• What you need to do: Copy, from the entries below, each line in which the string "status" appears.

• Dataset records:
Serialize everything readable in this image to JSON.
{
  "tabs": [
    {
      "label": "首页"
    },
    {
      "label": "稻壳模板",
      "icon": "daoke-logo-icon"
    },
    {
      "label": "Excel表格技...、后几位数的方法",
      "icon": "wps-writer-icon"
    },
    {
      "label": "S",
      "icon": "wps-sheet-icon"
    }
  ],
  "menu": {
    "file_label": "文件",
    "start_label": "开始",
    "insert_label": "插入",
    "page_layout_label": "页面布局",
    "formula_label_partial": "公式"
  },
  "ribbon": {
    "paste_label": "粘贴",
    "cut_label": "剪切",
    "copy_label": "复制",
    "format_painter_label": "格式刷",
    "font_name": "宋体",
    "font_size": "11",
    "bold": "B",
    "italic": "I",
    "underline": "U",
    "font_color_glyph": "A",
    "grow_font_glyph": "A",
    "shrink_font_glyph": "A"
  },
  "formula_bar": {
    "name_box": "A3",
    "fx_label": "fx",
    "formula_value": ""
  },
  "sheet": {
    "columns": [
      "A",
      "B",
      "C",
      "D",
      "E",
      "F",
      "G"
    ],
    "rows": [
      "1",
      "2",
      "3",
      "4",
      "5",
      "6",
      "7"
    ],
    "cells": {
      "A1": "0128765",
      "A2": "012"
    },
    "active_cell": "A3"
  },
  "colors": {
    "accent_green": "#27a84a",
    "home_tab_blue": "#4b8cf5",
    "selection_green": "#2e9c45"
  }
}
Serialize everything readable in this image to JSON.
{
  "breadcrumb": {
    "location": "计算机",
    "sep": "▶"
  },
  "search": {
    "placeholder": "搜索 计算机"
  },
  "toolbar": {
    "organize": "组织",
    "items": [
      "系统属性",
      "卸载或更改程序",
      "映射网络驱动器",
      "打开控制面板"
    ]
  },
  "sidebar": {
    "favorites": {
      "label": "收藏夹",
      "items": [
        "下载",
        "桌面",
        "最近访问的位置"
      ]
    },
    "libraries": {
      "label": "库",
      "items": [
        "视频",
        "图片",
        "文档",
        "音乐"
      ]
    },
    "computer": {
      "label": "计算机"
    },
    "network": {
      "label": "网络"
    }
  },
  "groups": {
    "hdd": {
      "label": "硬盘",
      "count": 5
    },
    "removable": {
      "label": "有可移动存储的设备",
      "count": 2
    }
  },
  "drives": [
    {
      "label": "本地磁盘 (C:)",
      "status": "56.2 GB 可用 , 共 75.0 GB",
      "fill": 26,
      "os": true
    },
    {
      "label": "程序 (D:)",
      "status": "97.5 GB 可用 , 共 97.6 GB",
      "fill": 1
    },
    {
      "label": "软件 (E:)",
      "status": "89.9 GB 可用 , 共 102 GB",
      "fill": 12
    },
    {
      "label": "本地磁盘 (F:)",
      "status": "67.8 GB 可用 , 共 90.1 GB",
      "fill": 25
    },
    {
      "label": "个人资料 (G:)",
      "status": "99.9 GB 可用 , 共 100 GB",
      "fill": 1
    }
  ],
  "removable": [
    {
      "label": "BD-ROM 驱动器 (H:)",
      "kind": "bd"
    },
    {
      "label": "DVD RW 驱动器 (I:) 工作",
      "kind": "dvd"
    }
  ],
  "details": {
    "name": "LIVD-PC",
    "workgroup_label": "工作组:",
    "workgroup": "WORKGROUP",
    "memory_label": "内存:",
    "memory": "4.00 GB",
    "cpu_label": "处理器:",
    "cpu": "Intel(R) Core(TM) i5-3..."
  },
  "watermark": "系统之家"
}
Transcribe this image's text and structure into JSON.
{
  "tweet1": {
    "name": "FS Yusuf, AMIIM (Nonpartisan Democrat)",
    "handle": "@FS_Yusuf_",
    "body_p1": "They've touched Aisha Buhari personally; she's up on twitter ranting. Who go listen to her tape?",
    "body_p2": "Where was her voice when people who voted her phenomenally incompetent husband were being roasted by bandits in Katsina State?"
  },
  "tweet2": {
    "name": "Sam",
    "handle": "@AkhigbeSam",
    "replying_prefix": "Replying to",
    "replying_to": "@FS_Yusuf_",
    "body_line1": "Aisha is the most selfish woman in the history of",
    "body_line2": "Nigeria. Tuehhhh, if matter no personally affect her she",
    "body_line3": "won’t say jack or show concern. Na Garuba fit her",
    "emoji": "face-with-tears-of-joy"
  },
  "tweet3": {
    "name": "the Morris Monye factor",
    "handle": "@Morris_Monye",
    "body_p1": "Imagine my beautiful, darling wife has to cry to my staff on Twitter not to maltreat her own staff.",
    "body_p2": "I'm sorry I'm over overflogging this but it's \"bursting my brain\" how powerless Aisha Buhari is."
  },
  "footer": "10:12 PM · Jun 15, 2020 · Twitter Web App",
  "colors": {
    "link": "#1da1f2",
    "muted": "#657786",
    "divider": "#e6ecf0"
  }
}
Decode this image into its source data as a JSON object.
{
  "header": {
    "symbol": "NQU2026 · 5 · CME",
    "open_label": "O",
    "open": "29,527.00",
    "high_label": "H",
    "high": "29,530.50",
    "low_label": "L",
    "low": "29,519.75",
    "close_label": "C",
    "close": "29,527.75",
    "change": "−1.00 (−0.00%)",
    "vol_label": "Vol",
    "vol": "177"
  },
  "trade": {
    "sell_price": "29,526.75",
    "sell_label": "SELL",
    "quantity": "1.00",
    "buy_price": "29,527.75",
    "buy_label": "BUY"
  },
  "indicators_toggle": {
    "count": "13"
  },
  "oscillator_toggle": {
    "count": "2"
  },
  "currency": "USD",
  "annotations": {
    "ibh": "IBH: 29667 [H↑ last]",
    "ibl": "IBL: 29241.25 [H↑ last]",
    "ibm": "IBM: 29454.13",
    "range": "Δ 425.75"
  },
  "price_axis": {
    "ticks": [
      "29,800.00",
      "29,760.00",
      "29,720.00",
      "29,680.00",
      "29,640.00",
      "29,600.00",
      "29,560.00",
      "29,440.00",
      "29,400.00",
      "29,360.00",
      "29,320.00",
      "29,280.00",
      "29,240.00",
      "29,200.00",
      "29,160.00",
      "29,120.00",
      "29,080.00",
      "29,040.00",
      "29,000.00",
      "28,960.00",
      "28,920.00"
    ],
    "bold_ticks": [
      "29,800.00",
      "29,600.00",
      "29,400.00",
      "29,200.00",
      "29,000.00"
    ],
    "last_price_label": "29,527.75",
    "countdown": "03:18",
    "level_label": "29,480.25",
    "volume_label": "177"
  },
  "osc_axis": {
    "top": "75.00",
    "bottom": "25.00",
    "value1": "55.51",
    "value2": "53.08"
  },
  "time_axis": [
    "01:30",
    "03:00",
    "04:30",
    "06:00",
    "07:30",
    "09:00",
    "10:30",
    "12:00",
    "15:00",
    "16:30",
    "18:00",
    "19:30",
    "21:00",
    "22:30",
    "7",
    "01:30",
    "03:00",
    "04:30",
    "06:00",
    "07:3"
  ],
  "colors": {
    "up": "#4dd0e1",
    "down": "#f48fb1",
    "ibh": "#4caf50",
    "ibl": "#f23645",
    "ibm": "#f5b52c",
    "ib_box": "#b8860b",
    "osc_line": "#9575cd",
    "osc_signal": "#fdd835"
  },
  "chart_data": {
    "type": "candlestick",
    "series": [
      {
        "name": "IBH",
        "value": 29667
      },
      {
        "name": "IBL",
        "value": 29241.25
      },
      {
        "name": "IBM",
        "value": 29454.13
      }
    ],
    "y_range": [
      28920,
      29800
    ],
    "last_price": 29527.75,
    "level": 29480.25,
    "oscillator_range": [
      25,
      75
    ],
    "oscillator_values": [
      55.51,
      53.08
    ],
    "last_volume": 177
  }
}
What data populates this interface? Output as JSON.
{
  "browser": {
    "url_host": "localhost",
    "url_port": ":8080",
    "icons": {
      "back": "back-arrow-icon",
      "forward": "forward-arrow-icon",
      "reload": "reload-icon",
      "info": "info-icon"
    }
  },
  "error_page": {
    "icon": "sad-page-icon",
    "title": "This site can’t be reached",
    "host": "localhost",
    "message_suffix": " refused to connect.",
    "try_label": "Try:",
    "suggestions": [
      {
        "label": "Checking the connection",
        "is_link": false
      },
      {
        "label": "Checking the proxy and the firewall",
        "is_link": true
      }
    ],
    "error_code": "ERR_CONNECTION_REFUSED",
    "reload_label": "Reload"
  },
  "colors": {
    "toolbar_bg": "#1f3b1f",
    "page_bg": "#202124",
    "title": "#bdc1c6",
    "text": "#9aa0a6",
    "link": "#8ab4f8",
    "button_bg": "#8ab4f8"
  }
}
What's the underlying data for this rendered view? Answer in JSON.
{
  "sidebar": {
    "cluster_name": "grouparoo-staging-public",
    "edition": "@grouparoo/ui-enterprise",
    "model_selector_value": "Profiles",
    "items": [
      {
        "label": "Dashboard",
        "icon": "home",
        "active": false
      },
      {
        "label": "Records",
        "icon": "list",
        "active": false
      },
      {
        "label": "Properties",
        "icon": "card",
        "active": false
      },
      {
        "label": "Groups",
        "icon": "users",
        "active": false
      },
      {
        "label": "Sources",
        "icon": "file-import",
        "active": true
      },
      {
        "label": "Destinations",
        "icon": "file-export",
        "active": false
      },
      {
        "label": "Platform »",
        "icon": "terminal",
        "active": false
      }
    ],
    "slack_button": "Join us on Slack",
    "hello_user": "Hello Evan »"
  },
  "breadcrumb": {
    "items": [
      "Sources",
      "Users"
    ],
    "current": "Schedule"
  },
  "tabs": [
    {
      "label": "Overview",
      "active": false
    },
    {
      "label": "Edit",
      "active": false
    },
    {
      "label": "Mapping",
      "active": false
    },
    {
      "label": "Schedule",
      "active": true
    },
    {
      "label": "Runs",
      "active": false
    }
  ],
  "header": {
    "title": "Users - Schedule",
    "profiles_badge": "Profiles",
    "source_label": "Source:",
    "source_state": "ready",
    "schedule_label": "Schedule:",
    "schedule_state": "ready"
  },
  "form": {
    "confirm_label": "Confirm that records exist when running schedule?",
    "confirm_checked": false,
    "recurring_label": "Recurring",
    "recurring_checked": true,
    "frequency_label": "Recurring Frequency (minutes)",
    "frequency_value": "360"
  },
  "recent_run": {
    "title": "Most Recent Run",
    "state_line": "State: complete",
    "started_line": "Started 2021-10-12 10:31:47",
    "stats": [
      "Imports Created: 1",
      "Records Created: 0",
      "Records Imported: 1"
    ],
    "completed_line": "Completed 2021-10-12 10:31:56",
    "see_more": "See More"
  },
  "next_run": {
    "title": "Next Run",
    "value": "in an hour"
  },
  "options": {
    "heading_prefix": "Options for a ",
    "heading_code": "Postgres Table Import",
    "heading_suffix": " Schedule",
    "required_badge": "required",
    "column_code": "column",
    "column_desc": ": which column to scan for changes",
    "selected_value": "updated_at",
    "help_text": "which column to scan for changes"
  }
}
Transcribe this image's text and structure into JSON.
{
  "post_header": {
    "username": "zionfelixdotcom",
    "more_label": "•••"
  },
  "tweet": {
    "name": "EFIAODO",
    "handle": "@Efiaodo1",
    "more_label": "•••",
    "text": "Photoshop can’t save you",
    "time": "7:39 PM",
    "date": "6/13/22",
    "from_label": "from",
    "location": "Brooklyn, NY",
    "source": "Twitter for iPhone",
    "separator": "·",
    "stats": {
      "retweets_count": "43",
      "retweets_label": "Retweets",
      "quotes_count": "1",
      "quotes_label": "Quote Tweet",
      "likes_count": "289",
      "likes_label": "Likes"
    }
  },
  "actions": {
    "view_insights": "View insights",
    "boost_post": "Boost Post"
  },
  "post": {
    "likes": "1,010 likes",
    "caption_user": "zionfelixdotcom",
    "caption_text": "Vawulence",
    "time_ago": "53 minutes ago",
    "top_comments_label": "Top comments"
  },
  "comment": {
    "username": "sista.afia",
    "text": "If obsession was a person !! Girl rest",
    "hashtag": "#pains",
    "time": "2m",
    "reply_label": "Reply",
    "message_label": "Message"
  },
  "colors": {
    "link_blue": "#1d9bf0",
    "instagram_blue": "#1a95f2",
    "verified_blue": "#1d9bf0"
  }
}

• Result of this exercise:
      "status": "56.2 GB 可用 , 共 75.0 GB",
      "status": "97.5 GB 可用 , 共 97.6 GB",
      "status": "89.9 GB 可用 , 共 102 GB",
      "status": "67.8 GB 可用 , 共 90.1 GB",
      "status": "99.9 GB 可用 , 共 100 GB",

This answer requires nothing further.